Write the records out again exactly, but without pictures.
Material provided Block Start
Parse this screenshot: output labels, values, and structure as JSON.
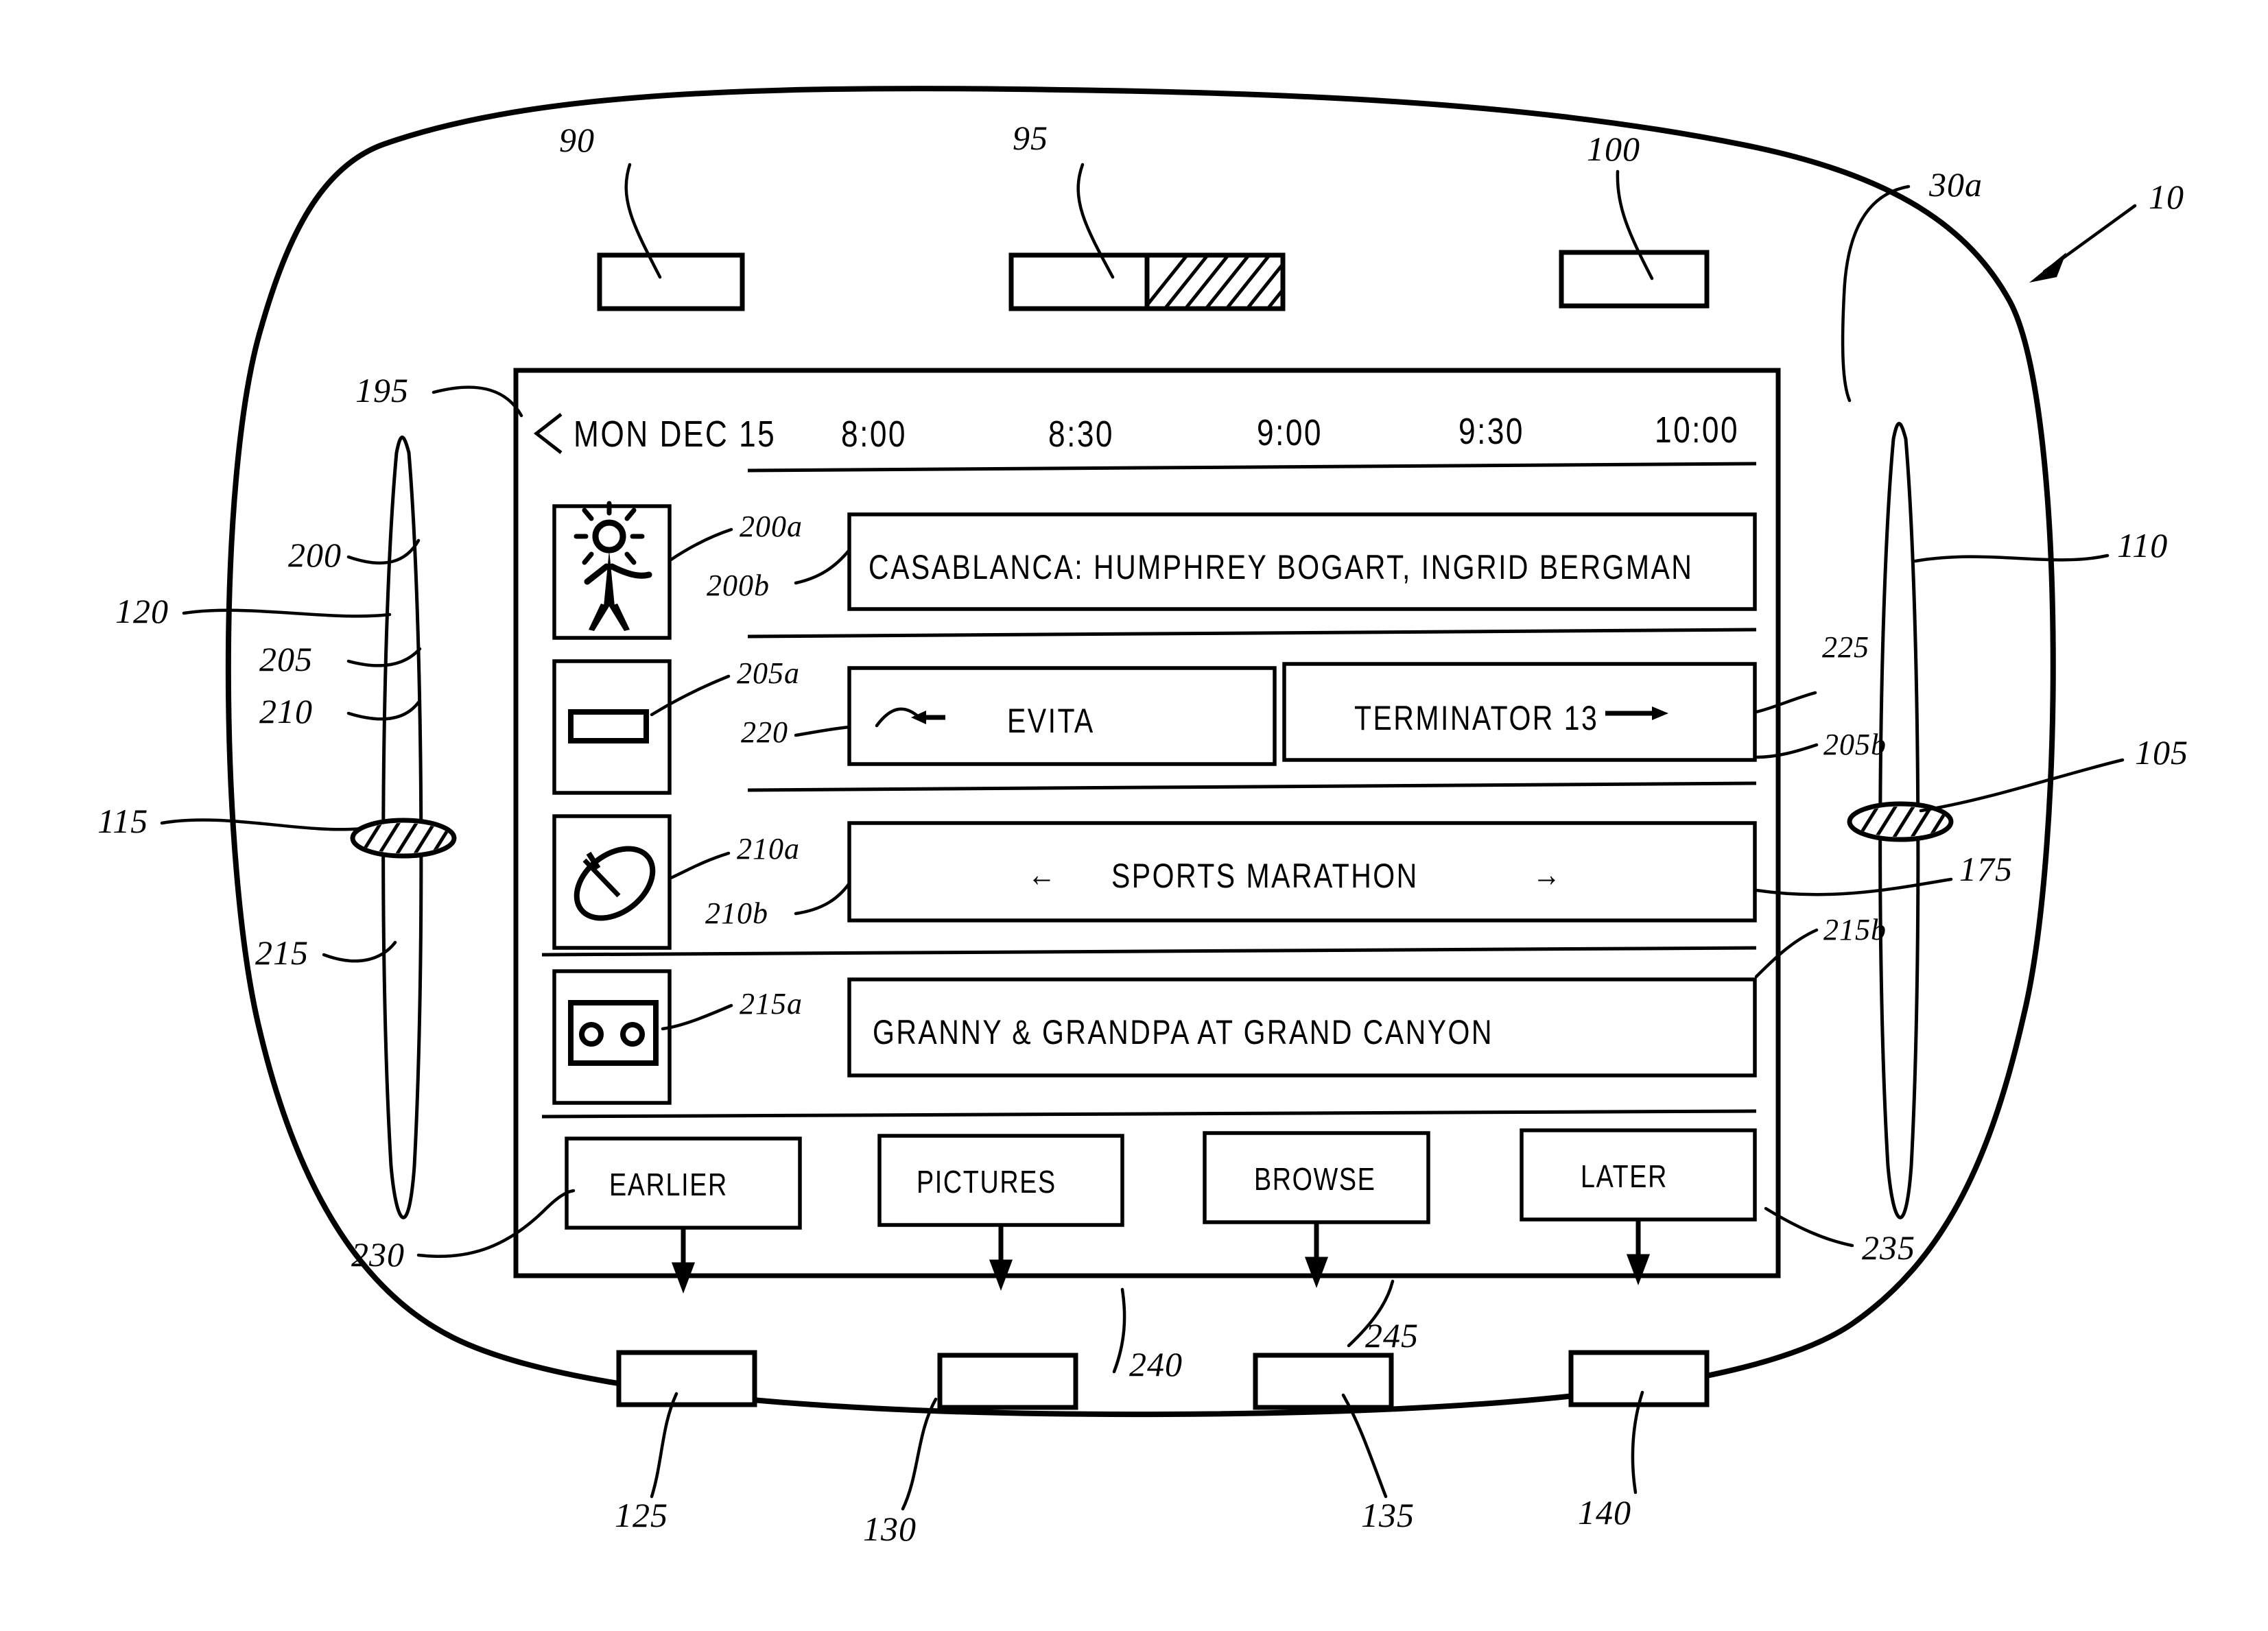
{
  "figure": {
    "device_ref": "10",
    "shell_ref": "30a",
    "screen_ref": "195"
  },
  "top_buttons": [
    {
      "ref": "90",
      "style": "plain"
    },
    {
      "ref": "95",
      "style": "half-hatched"
    },
    {
      "ref": "100",
      "style": "plain"
    }
  ],
  "bottom_buttons": [
    {
      "ref": "125"
    },
    {
      "ref": "130"
    },
    {
      "ref": "135"
    },
    {
      "ref": "140"
    }
  ],
  "sliders": {
    "left": {
      "ref_track": "120",
      "ref_thumb": "115"
    },
    "right": {
      "ref_track": "110",
      "ref_thumb": "105"
    }
  },
  "screen": {
    "back_chevron": "chevron-left-icon",
    "date": "MON DEC 15",
    "times": [
      "8:00",
      "8:30",
      "9:00",
      "9:30",
      "10:00"
    ],
    "rows": [
      {
        "icon": "person-star-icon",
        "icon_ref": "200a",
        "row_ref": "200",
        "cell_ref": "200b",
        "cells": [
          {
            "label": "CASABLANCA: HUMPHREY BOGART, INGRID BERGMAN",
            "span": "full"
          }
        ]
      },
      {
        "icon": "marquee-bar-icon",
        "icon_ref": "205a",
        "row_ref": "205",
        "cell_ref": "205b",
        "arrow_ref": "220",
        "right_ref": "225",
        "cells": [
          {
            "label": "EVITA",
            "span": "half"
          },
          {
            "label": "TERMINATOR 13",
            "span": "half"
          }
        ]
      },
      {
        "icon": "football-icon",
        "icon_ref": "210a",
        "row_ref": "210",
        "cell_ref": "210b",
        "cells": [
          {
            "label": "SPORTS MARATHON",
            "span": "full",
            "arrows": "both"
          }
        ]
      },
      {
        "icon": "videocassette-icon",
        "icon_ref": "215a",
        "row_ref": "215",
        "cell_ref": "215b",
        "cells": [
          {
            "label": "GRANNY & GRANDPA AT GRAND CANYON",
            "span": "full"
          }
        ]
      }
    ],
    "buttons": [
      {
        "label": "EARLIER",
        "ref": "230"
      },
      {
        "label": "PICTURES",
        "ref": "240"
      },
      {
        "label": "BROWSE",
        "ref": "245"
      },
      {
        "label": "LATER",
        "ref": "235"
      }
    ],
    "extra_refs": {
      "right_edge_175": "175"
    }
  },
  "glyphs": {
    "arrow_left": "←",
    "arrow_right": "→",
    "chevron_left": "<"
  }
}
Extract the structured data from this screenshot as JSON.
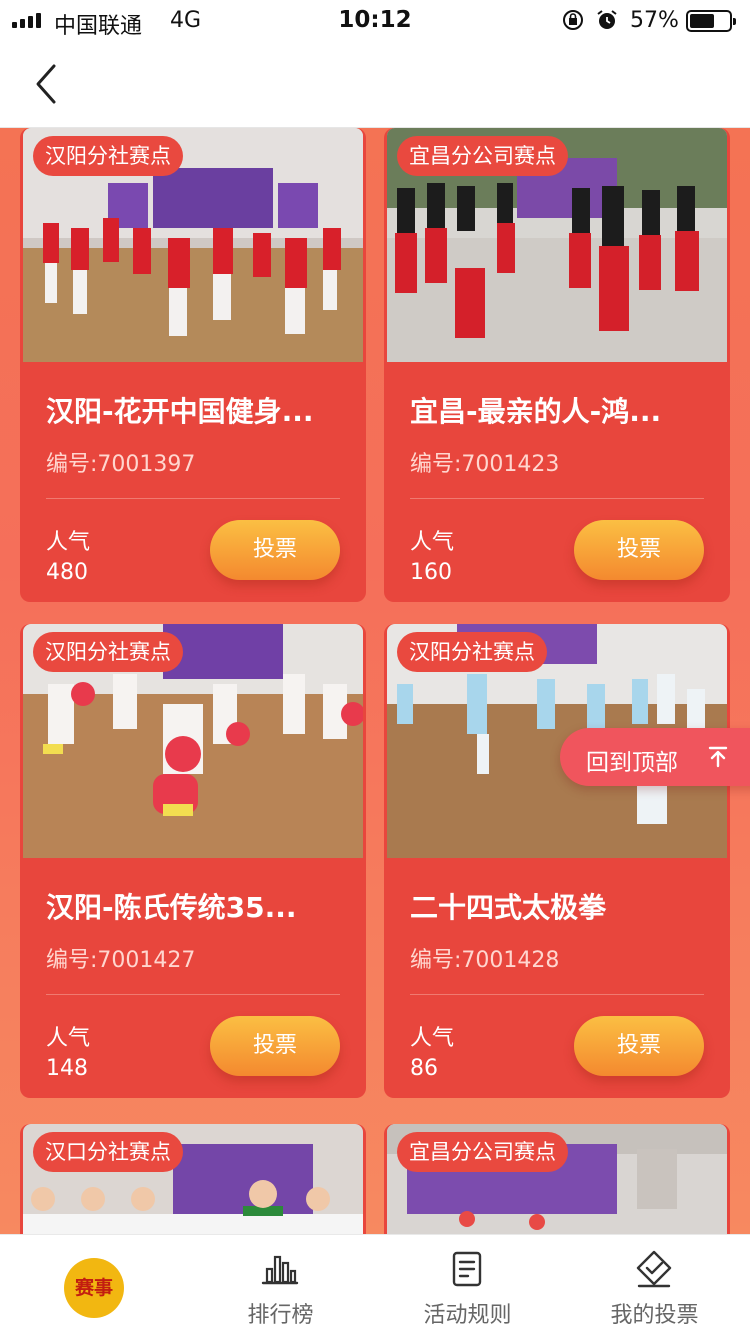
{
  "status_bar": {
    "carrier": "中国联通",
    "network": "4G",
    "time": "10:12",
    "battery": "57%"
  },
  "back_to_top": {
    "label": "回到顶部"
  },
  "cards": [
    {
      "badge": "汉阳分社赛点",
      "title": "汉阳-花开中国健身...",
      "code": "编号:7001397",
      "popularity_label": "人气",
      "popularity": "480",
      "vote_label": "投票"
    },
    {
      "badge": "宜昌分公司赛点",
      "title": "宜昌-最亲的人-鸿...",
      "code": "编号:7001423",
      "popularity_label": "人气",
      "popularity": "160",
      "vote_label": "投票"
    },
    {
      "badge": "汉阳分社赛点",
      "title": "汉阳-陈氏传统35...",
      "code": "编号:7001427",
      "popularity_label": "人气",
      "popularity": "148",
      "vote_label": "投票"
    },
    {
      "badge": "汉阳分社赛点",
      "title": "二十四式太极拳",
      "code": "编号:7001428",
      "popularity_label": "人气",
      "popularity": "86",
      "vote_label": "投票"
    },
    {
      "badge": "汉口分社赛点"
    },
    {
      "badge": "宜昌分公司赛点"
    }
  ],
  "tab_bar": {
    "active_badge": "赛事",
    "tabs": [
      {
        "label": "排行榜",
        "icon": "bar-chart-icon"
      },
      {
        "label": "活动规则",
        "icon": "document-icon"
      },
      {
        "label": "我的投票",
        "icon": "vote-check-icon"
      }
    ]
  },
  "colors": {
    "card": "#e8463d",
    "badge": "#e9493f",
    "vote_button_top": "#fbbf43",
    "vote_button_bottom": "#f4892f",
    "active_tab": "#f2b711"
  }
}
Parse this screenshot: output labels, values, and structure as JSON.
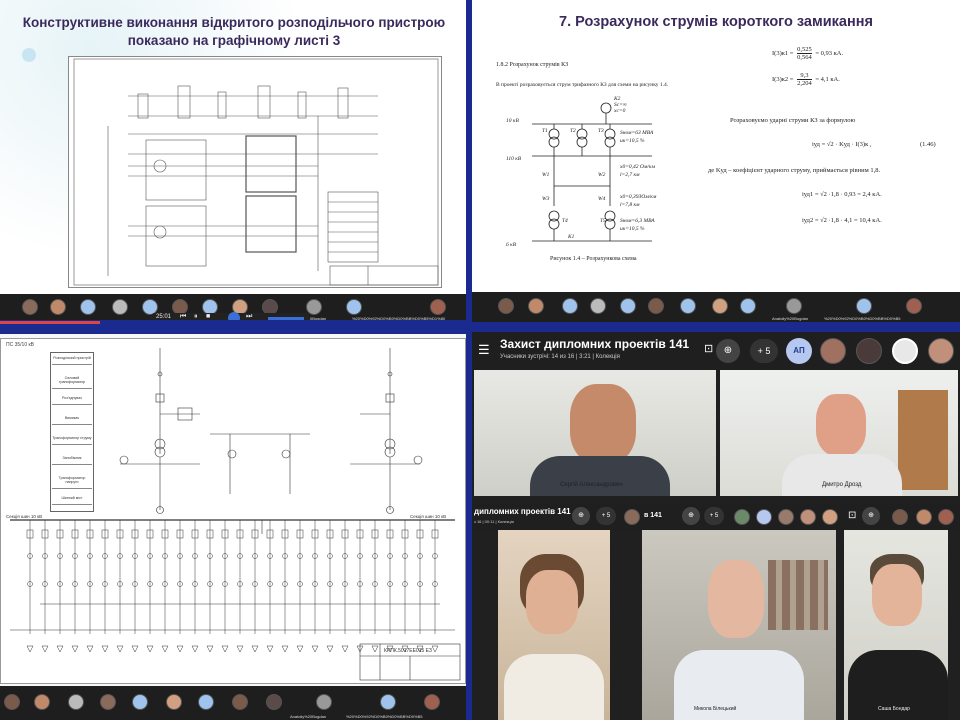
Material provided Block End
• [The completed task]:
Parse this screenshot: output labels, values, and structure as JSON.
{
  "figure": {
    "device_ref": "10",
    "shell_ref": "30a",
    "screen_ref": "195"
  },
  "top_buttons": [
    {
      "ref": "90",
      "style": "plain"
    },
    {
      "ref": "95",
      "style": "half-hatched"
    },
    {
      "ref": "100",
      "style": "plain"
    }
  ],
  "bottom_buttons": [
    {
      "ref": "125"
    },
    {
      "ref": "130"
    },
    {
      "ref": "135"
    },
    {
      "ref": "140"
    }
  ],
  "sliders": {
    "left": {
      "ref_track": "120",
      "ref_thumb": "115"
    },
    "right": {
      "ref_track": "110",
      "ref_thumb": "105"
    }
  },
  "screen": {
    "back_chevron": "chevron-left-icon",
    "date": "MON DEC 15",
    "times": [
      "8:00",
      "8:30",
      "9:00",
      "9:30",
      "10:00"
    ],
    "rows": [
      {
        "icon": "person-star-icon",
        "icon_ref": "200a",
        "row_ref": "200",
        "cell_ref": "200b",
        "cells": [
          {
            "label": "CASABLANCA: HUMPHREY BOGART, INGRID BERGMAN",
            "span": "full"
          }
        ]
      },
      {
        "icon": "marquee-bar-icon",
        "icon_ref": "205a",
        "row_ref": "205",
        "cell_ref": "205b",
        "arrow_ref": "220",
        "right_ref": "225",
        "cells": [
          {
            "label": "EVITA",
            "span": "half"
          },
          {
            "label": "TERMINATOR 13",
            "span": "half"
          }
        ]
      },
      {
        "icon": "football-icon",
        "icon_ref": "210a",
        "row_ref": "210",
        "cell_ref": "210b",
        "cells": [
          {
            "label": "SPORTS MARATHON",
            "span": "full",
            "arrows": "both"
          }
        ]
      },
      {
        "icon": "videocassette-icon",
        "icon_ref": "215a",
        "row_ref": "215",
        "cell_ref": "215b",
        "cells": [
          {
            "label": "GRANNY & GRANDPA AT GRAND CANYON",
            "span": "full"
          }
        ]
      }
    ],
    "buttons": [
      {
        "label": "EARLIER",
        "ref": "230"
      },
      {
        "label": "PICTURES",
        "ref": "240"
      },
      {
        "label": "BROWSE",
        "ref": "245"
      },
      {
        "label": "LATER",
        "ref": "235"
      }
    ],
    "extra_refs": {
      "right_edge_175": "175"
    }
  },
  "glyphs": {
    "arrow_left": "←",
    "arrow_right": "→",
    "chevron_left": "<"
  }
}
Extract the structured data from this screenshot as JSON.
{
  "status_bar": {
    "carrier": "中国联通",
    "network": "4G",
    "time": "10:12",
    "battery": "57%"
  },
  "back_to_top": {
    "label": "回到顶部"
  },
  "cards": [
    {
      "badge": "汉阳分社赛点",
      "title": "汉阳-花开中国健身...",
      "code": "编号:7001397",
      "popularity_label": "人气",
      "popularity": "480",
      "vote_label": "投票"
    },
    {
      "badge": "宜昌分公司赛点",
      "title": "宜昌-最亲的人-鸿...",
      "code": "编号:7001423",
      "popularity_label": "人气",
      "popularity": "160",
      "vote_label": "投票"
    },
    {
      "badge": "汉阳分社赛点",
      "title": "汉阳-陈氏传统35...",
      "code": "编号:7001427",
      "popularity_label": "人气",
      "popularity": "148",
      "vote_label": "投票"
    },
    {
      "badge": "汉阳分社赛点",
      "title": "二十四式太极拳",
      "code": "编号:7001428",
      "popularity_label": "人气",
      "popularity": "86",
      "vote_label": "投票"
    },
    {
      "badge": "汉口分社赛点"
    },
    {
      "badge": "宜昌分公司赛点"
    }
  ],
  "tab_bar": {
    "active_badge": "赛事",
    "tabs": [
      {
        "label": "排行榜",
        "icon": "bar-chart-icon"
      },
      {
        "label": "活动规则",
        "icon": "document-icon"
      },
      {
        "label": "我的投票",
        "icon": "vote-check-icon"
      }
    ]
  },
  "colors": {
    "card": "#e8463d",
    "badge": "#e9493f",
    "vote_button_top": "#fbbf43",
    "vote_button_bottom": "#f4892f",
    "active_tab": "#f2b711"
  }
}
Parse this screenshot: output labels, values, and structure as JSON.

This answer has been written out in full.